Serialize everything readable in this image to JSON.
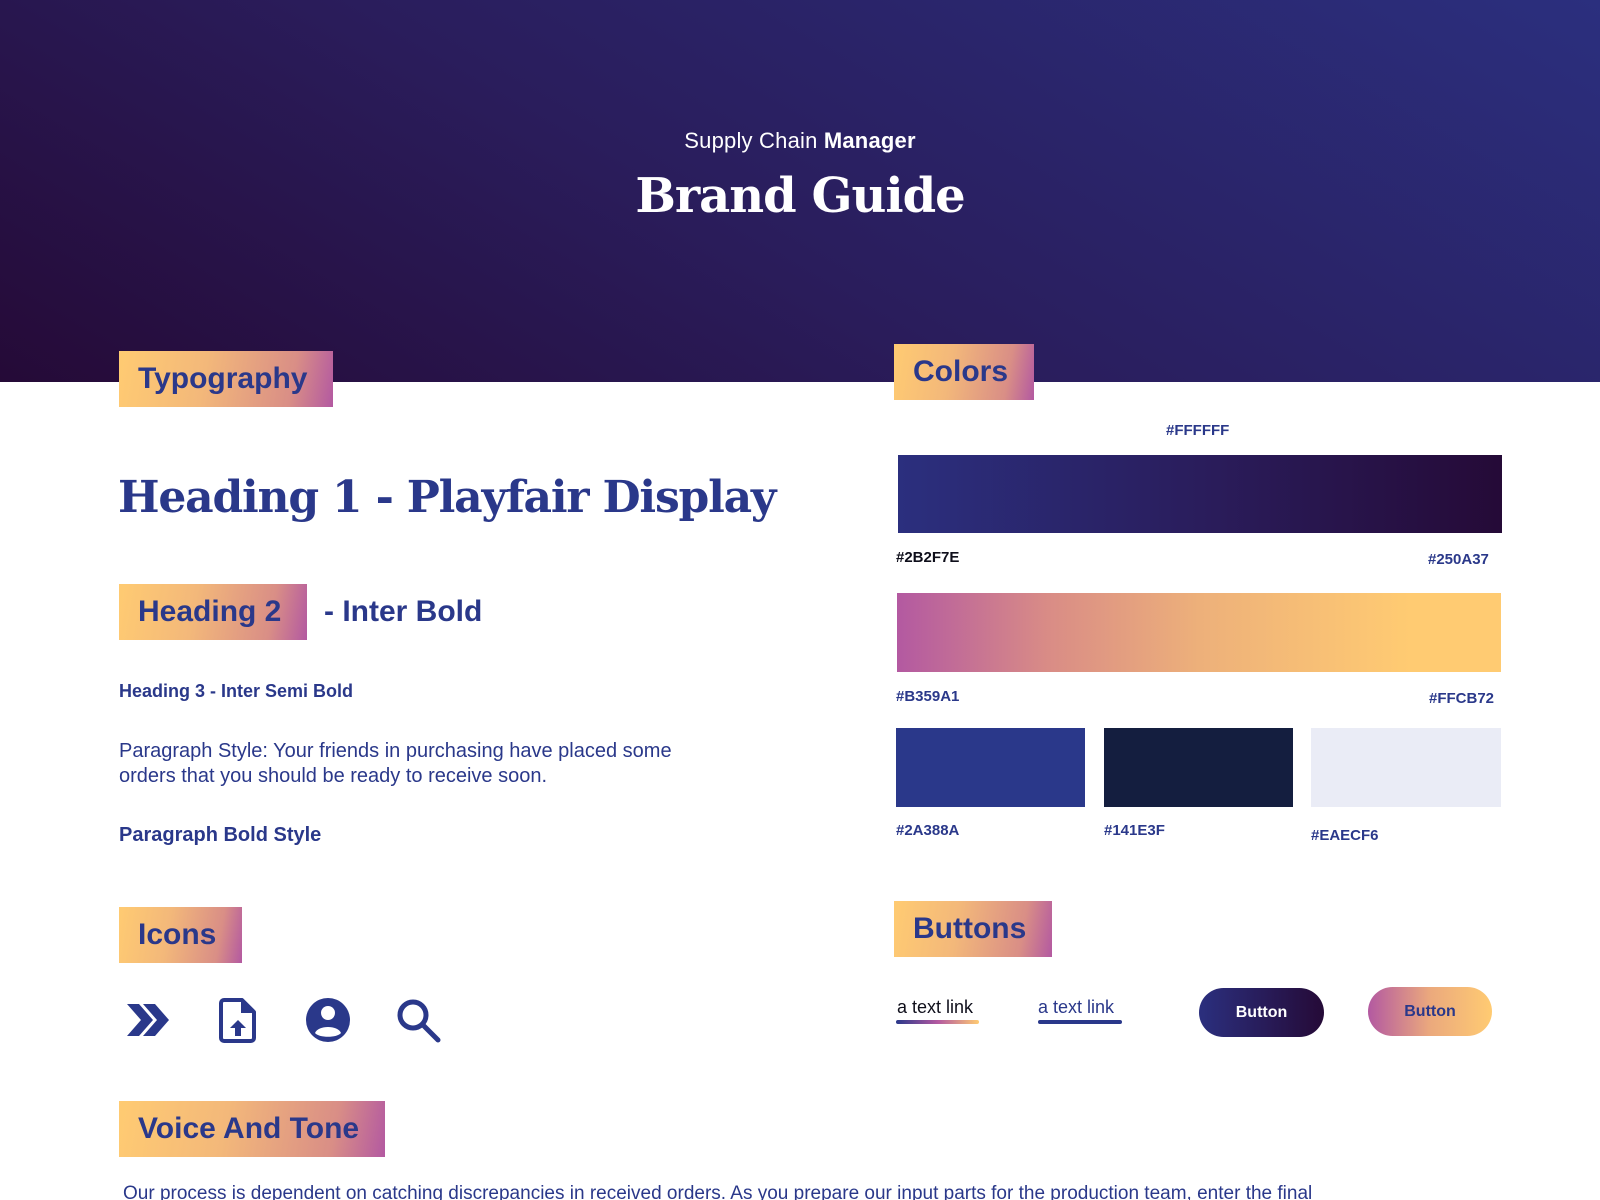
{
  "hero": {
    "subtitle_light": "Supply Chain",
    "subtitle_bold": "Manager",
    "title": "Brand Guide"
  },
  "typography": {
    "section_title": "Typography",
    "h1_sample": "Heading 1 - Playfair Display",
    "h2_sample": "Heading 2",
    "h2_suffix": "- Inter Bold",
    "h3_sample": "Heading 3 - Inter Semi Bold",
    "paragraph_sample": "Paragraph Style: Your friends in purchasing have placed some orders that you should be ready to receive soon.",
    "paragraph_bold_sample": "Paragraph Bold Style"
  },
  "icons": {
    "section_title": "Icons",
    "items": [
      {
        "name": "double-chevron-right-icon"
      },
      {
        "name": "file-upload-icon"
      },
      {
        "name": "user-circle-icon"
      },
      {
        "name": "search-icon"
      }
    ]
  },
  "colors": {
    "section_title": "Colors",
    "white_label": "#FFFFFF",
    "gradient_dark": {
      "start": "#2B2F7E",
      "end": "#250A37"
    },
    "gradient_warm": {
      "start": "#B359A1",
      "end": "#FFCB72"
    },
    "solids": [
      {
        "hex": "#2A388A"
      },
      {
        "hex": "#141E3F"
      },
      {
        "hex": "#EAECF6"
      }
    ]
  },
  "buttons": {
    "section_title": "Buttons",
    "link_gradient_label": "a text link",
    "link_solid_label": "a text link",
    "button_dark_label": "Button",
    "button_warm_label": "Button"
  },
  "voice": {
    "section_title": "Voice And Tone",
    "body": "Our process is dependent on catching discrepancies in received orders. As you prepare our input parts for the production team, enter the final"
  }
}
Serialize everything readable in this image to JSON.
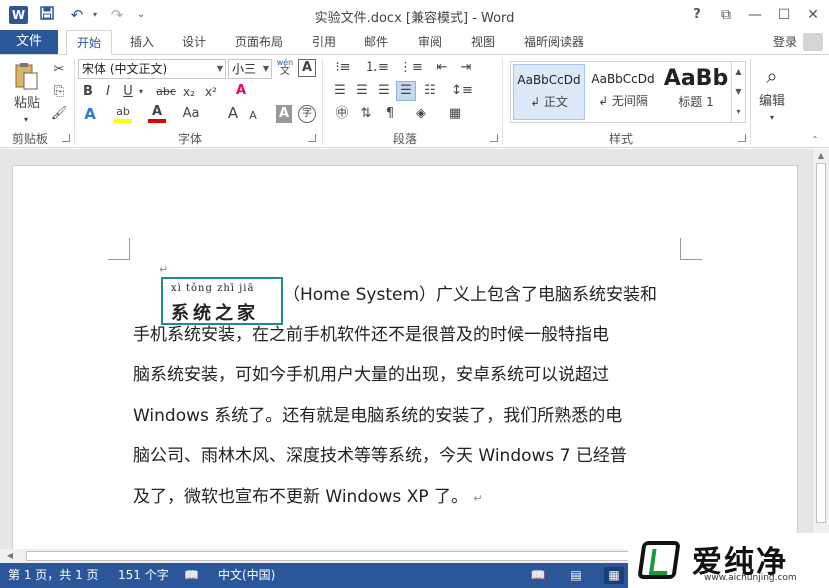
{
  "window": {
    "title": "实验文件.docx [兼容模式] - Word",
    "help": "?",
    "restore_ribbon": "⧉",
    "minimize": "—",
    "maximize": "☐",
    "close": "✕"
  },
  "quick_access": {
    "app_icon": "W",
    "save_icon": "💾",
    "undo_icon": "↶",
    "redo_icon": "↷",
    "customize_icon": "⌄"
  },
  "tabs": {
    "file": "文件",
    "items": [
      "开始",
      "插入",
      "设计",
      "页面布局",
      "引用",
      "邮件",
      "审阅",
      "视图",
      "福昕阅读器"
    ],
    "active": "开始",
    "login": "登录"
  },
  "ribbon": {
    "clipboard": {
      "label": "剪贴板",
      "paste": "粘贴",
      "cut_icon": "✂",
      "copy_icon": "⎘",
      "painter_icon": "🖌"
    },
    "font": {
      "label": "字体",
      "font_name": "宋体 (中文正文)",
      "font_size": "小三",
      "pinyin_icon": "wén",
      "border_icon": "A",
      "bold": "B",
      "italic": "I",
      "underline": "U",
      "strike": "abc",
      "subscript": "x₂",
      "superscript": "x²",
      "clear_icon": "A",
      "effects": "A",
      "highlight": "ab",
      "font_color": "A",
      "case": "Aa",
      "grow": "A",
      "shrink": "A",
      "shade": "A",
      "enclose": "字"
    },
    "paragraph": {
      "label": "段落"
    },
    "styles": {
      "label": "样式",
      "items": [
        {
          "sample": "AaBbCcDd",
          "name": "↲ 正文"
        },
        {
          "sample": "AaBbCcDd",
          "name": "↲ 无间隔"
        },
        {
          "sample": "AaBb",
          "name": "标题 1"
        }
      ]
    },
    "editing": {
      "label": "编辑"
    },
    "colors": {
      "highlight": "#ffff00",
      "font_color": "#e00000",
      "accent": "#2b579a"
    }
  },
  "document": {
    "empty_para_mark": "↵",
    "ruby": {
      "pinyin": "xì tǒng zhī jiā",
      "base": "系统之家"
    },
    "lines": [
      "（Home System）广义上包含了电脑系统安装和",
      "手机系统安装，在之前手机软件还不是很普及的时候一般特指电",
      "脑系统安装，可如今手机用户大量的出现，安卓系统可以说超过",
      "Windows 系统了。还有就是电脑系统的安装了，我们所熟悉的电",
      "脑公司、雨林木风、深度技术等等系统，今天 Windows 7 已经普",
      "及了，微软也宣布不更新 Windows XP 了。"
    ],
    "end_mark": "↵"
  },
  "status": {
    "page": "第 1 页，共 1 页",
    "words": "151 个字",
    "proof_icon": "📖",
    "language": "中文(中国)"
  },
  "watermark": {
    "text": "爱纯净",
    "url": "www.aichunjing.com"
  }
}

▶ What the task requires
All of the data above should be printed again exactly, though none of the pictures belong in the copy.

▶ Solution
Serialize everything readable in this image to JSON.
{
  "hero": {
    "subtitle_light": "Supply Chain",
    "subtitle_bold": "Manager",
    "title": "Brand Guide"
  },
  "typography": {
    "section_title": "Typography",
    "h1_sample": "Heading 1 - Playfair Display",
    "h2_sample": "Heading 2",
    "h2_suffix": "- Inter Bold",
    "h3_sample": "Heading 3 - Inter Semi Bold",
    "paragraph_sample": "Paragraph Style: Your friends in purchasing have placed some orders that you should be ready to receive soon.",
    "paragraph_bold_sample": "Paragraph Bold Style"
  },
  "icons": {
    "section_title": "Icons",
    "items": [
      {
        "name": "double-chevron-right-icon"
      },
      {
        "name": "file-upload-icon"
      },
      {
        "name": "user-circle-icon"
      },
      {
        "name": "search-icon"
      }
    ]
  },
  "colors": {
    "section_title": "Colors",
    "white_label": "#FFFFFF",
    "gradient_dark": {
      "start": "#2B2F7E",
      "end": "#250A37"
    },
    "gradient_warm": {
      "start": "#B359A1",
      "end": "#FFCB72"
    },
    "solids": [
      {
        "hex": "#2A388A"
      },
      {
        "hex": "#141E3F"
      },
      {
        "hex": "#EAECF6"
      }
    ]
  },
  "buttons": {
    "section_title": "Buttons",
    "link_gradient_label": "a text link",
    "link_solid_label": "a text link",
    "button_dark_label": "Button",
    "button_warm_label": "Button"
  },
  "voice": {
    "section_title": "Voice And Tone",
    "body": "Our process is dependent on catching discrepancies in received orders. As you prepare our input parts for the production team, enter the final"
  }
}
Serialize everything readable in this image to JSON.
{
  "window": {
    "title": "实验文件.docx [兼容模式] - Word",
    "help": "?",
    "restore_ribbon": "⧉",
    "minimize": "—",
    "maximize": "☐",
    "close": "✕"
  },
  "quick_access": {
    "app_icon": "W",
    "save_icon": "💾",
    "undo_icon": "↶",
    "redo_icon": "↷",
    "customize_icon": "⌄"
  },
  "tabs": {
    "file": "文件",
    "items": [
      "开始",
      "插入",
      "设计",
      "页面布局",
      "引用",
      "邮件",
      "审阅",
      "视图",
      "福昕阅读器"
    ],
    "active": "开始",
    "login": "登录"
  },
  "ribbon": {
    "clipboard": {
      "label": "剪贴板",
      "paste": "粘贴",
      "cut_icon": "✂",
      "copy_icon": "⎘",
      "painter_icon": "🖌"
    },
    "font": {
      "label": "字体",
      "font_name": "宋体 (中文正文)",
      "font_size": "小三",
      "pinyin_icon": "wén",
      "border_icon": "A",
      "bold": "B",
      "italic": "I",
      "underline": "U",
      "strike": "abc",
      "subscript": "x₂",
      "superscript": "x²",
      "clear_icon": "A",
      "effects": "A",
      "highlight": "ab",
      "font_color": "A",
      "case": "Aa",
      "grow": "A",
      "shrink": "A",
      "shade": "A",
      "enclose": "字"
    },
    "paragraph": {
      "label": "段落"
    },
    "styles": {
      "label": "样式",
      "items": [
        {
          "sample": "AaBbCcDd",
          "name": "↲ 正文"
        },
        {
          "sample": "AaBbCcDd",
          "name": "↲ 无间隔"
        },
        {
          "sample": "AaBb",
          "name": "标题 1"
        }
      ]
    },
    "editing": {
      "label": "编辑"
    },
    "colors": {
      "highlight": "#ffff00",
      "font_color": "#e00000",
      "accent": "#2b579a"
    }
  },
  "document": {
    "empty_para_mark": "↵",
    "ruby": {
      "pinyin": "xì tǒng zhī jiā",
      "base": "系统之家"
    },
    "lines": [
      "（Home System）广义上包含了电脑系统安装和",
      "手机系统安装，在之前手机软件还不是很普及的时候一般特指电",
      "脑系统安装，可如今手机用户大量的出现，安卓系统可以说超过",
      "Windows 系统了。还有就是电脑系统的安装了，我们所熟悉的电",
      "脑公司、雨林木风、深度技术等等系统，今天 Windows 7 已经普",
      "及了，微软也宣布不更新 Windows XP 了。"
    ],
    "end_mark": "↵"
  },
  "status": {
    "page": "第 1 页，共 1 页",
    "words": "151 个字",
    "proof_icon": "📖",
    "language": "中文(中国)"
  },
  "watermark": {
    "text": "爱纯净",
    "url": "www.aichunjing.com"
  }
}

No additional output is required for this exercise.